Call Me Curious Podcast
We dive into the standard for ineffective assistance. Just how bad does it have to be for a convicted person to get another trial? The answer? Pretty bad. Find it on Apple here or wherever you listen to podcasts.
Did a man really miss out on a lawyer because he asked for a “lawyer, dog” instead of just asking for a “lawyer”? And we read an insightful email on the Dammion Heard case. For more on the need to clearly invoke your right to a lawyer, read Davis v. United States, which held:

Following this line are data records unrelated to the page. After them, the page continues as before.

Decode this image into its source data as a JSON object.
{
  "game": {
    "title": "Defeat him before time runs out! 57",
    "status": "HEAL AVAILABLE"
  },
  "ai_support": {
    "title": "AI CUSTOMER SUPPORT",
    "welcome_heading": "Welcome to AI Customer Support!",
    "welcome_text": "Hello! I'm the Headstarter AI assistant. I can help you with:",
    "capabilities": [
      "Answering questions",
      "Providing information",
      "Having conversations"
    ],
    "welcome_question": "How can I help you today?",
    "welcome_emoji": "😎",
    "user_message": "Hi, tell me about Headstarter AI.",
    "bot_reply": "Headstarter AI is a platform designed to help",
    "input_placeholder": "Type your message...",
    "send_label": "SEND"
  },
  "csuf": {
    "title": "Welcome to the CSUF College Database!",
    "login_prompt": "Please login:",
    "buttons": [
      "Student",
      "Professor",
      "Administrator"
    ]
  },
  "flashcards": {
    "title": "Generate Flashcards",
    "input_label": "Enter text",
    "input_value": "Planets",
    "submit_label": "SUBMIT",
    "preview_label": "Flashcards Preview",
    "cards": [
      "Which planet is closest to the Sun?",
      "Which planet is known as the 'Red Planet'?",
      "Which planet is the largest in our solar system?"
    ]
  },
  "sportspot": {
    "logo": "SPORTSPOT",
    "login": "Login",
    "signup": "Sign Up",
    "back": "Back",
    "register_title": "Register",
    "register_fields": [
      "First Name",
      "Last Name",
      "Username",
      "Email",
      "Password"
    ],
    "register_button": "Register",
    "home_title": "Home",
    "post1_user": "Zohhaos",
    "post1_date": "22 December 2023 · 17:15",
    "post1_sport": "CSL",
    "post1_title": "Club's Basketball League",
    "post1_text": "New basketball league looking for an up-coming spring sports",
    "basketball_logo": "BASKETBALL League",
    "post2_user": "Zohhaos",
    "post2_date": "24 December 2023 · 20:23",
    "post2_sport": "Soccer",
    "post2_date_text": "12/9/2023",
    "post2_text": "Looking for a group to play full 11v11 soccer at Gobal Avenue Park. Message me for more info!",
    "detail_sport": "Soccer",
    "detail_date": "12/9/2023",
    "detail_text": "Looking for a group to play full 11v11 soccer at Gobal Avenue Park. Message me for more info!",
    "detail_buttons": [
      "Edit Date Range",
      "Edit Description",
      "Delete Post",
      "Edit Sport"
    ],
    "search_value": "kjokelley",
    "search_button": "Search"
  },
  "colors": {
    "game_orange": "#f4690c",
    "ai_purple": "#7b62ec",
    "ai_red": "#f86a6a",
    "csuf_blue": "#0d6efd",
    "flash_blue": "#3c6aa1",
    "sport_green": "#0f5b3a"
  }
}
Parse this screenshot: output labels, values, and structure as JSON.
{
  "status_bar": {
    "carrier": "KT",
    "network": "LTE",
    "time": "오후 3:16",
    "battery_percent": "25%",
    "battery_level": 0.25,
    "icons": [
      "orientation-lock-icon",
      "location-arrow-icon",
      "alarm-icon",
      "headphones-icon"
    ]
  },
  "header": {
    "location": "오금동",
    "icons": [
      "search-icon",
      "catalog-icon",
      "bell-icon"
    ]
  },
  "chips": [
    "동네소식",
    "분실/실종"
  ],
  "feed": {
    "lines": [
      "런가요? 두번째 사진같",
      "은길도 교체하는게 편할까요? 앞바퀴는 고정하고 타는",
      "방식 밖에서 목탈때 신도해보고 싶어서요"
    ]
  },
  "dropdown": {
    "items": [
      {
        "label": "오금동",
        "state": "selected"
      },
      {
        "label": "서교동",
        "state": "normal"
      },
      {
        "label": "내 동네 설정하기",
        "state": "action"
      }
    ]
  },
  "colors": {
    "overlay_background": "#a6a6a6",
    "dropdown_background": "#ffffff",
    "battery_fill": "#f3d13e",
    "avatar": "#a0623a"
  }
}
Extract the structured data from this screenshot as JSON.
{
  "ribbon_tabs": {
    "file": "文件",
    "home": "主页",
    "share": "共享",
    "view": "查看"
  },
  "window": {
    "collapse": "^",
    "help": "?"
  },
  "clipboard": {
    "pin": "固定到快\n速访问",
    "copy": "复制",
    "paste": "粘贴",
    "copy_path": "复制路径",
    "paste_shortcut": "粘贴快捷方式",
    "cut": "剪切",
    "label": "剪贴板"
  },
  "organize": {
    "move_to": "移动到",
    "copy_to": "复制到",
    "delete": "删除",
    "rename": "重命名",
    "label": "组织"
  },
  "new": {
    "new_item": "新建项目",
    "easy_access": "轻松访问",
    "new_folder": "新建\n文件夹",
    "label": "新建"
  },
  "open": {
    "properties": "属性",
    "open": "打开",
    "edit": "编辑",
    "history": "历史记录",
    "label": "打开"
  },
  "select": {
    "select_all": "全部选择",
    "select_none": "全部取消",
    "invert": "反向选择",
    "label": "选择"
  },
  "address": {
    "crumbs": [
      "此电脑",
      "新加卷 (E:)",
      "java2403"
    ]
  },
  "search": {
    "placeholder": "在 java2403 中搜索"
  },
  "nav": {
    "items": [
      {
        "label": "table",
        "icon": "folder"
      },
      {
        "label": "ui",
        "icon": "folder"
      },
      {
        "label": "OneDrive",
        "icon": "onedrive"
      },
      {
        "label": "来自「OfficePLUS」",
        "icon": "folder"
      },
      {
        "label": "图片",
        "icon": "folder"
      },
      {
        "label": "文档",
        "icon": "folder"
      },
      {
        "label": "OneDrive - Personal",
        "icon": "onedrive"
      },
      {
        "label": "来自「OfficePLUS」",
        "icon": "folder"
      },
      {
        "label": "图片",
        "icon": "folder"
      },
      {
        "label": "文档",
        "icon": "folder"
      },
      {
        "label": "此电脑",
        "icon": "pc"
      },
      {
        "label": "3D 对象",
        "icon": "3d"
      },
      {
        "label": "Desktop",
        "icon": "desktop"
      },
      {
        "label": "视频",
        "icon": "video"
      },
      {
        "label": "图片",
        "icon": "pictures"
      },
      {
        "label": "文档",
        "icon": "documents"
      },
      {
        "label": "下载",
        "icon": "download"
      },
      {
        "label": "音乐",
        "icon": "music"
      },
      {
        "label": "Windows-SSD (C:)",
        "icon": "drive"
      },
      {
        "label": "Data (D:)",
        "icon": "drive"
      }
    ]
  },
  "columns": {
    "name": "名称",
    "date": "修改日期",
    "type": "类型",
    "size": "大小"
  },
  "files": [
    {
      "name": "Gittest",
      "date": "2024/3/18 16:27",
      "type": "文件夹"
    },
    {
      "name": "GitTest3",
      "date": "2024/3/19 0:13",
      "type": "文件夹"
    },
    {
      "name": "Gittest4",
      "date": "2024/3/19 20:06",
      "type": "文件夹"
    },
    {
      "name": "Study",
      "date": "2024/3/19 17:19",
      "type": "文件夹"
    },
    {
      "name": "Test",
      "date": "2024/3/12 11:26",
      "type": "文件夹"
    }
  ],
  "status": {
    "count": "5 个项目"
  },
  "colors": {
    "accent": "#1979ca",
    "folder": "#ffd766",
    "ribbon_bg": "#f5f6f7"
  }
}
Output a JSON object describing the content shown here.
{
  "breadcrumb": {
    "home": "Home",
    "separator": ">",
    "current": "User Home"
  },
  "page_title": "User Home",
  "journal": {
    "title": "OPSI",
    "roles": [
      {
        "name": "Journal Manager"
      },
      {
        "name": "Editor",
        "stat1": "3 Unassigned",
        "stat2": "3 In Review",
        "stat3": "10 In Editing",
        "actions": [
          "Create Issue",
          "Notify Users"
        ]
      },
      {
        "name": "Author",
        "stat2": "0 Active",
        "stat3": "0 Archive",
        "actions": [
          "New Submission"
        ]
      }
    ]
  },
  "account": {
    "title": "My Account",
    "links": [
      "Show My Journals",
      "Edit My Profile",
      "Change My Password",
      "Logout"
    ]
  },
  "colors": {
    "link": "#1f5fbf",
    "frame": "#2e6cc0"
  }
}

We decline petitioner’s invitation to extend Edwards and require law enforcement officers to cease questioning immediately upon the making of an ambiguous or equivocal reference to an attorney… [W]e held in Miranda that a suspect is entitled to the assistance of counsel during custodial interrogation even though the Constitution does not provide for such assistance. We held in Edwards that, if the suspect invokes the right to counsel at any time, the police must immediately cease questioning him until an attorney is present. But we are unwilling to create a third layer of prophylaxis to prevent police questioning when the suspect might want a lawyer. Unless the suspect actually requests an attorney, questioning may continue.